Theatre review
It might look like the 1990’s but the story takes place in a sci-fi future. Robots have become indistinguishable from humans, and are being sold to us as spouses and lovers. Jess Scott Driksna’s Making Love envisions a time when we finally give up on each other, and choose instead to live with compliant beings customised to fulfil our every desire.

It is a logical development of course, as technology continues to take over every function. We know that the events in the play are probably many lifetimes away, but Driksna’s predictions are entirely reasonable. Today, 50 million people are estimated to use the dating app Tinder, and many men in Japan have already declared themselves in serious relationships with virtual girlfriends who exist only on their computing devices and in the imagined ether. We might think of technology as synthetic, and hence contrary to the organic flesh and blood quality of how we conceive of relationships, but our behaviour demonstrates the readiness at which we meld the two.

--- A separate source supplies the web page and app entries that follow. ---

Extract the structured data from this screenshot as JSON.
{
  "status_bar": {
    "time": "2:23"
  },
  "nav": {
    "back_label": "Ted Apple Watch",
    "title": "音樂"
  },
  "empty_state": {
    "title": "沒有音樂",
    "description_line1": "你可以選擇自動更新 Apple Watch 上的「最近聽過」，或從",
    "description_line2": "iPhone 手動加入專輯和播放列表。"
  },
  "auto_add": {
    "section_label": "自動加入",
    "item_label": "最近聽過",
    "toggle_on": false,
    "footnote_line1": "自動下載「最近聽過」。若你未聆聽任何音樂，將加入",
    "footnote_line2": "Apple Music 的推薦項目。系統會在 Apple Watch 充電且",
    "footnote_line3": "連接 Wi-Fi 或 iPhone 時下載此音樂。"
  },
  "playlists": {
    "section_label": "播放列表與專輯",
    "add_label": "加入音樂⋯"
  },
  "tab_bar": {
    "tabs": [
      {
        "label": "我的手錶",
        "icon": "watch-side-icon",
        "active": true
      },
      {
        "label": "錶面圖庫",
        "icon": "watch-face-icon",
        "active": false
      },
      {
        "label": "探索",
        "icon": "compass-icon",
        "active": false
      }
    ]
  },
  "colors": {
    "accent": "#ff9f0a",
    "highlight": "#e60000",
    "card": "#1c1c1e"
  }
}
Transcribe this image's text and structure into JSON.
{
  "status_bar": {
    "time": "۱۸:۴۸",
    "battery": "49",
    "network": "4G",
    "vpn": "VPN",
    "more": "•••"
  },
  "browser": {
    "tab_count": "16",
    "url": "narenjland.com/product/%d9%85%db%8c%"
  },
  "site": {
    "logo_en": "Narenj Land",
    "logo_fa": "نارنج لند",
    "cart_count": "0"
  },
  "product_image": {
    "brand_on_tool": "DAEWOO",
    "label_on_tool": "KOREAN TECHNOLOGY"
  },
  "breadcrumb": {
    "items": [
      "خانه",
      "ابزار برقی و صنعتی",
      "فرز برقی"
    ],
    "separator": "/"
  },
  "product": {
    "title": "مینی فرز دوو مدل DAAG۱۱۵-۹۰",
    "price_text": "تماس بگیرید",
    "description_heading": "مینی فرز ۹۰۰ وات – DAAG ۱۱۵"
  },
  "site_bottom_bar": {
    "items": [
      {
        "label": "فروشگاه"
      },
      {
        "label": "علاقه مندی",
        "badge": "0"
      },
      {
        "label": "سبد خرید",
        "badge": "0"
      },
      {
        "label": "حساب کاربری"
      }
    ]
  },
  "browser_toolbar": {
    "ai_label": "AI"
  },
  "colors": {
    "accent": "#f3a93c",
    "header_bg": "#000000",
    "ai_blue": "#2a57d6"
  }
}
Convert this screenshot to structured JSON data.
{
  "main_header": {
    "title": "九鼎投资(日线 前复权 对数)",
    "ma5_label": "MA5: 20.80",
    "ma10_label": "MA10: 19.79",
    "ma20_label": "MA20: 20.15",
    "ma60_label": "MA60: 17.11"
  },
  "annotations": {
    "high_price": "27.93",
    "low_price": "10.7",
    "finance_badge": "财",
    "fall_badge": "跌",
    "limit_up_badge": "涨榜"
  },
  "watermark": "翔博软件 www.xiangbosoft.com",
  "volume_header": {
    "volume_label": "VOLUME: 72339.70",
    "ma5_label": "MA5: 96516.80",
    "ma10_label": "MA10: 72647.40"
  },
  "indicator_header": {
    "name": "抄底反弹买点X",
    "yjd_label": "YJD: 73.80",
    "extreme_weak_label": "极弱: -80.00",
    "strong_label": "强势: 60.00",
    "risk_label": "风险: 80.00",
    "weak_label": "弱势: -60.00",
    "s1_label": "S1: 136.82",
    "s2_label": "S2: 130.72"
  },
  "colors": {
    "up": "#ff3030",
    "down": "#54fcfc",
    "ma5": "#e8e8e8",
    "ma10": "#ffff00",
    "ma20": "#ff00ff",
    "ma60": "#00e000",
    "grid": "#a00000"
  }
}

Driksna’s writing inspires many fundamental and exciting questions about humanity at this advanced stage of civilisation, and even though his ideas are interesting, execution requires greater refinement. The play needs a trimmer plot, and characters would benefit from shorter, sharper dialogue. The script does offer some witty banter, but direction of the piece, which involves long sequences of actors sitting on a couch doing little more than reciting lines, and occasional corny physical humour, is less than exciting.

Acting is unfortunately stilted and under-rehearsed, although leading lady Eleanore Knox does leave a good impression with her concluding scene, in a soul-baring speech about loneliness in cutting edge times. As our consciousness shrinks into a size that fits into our smartphones, we become increasingly insular. People are distractions from an all-important self that exists only between one’s own body and a small magic screen. There is no need to understand others, there is no need to embrace other bodies. Everything can be made to fit one person’s vision of the world, and we think that each one of our tiny bubbles is good enough.

www.kingstreettheatre.com.au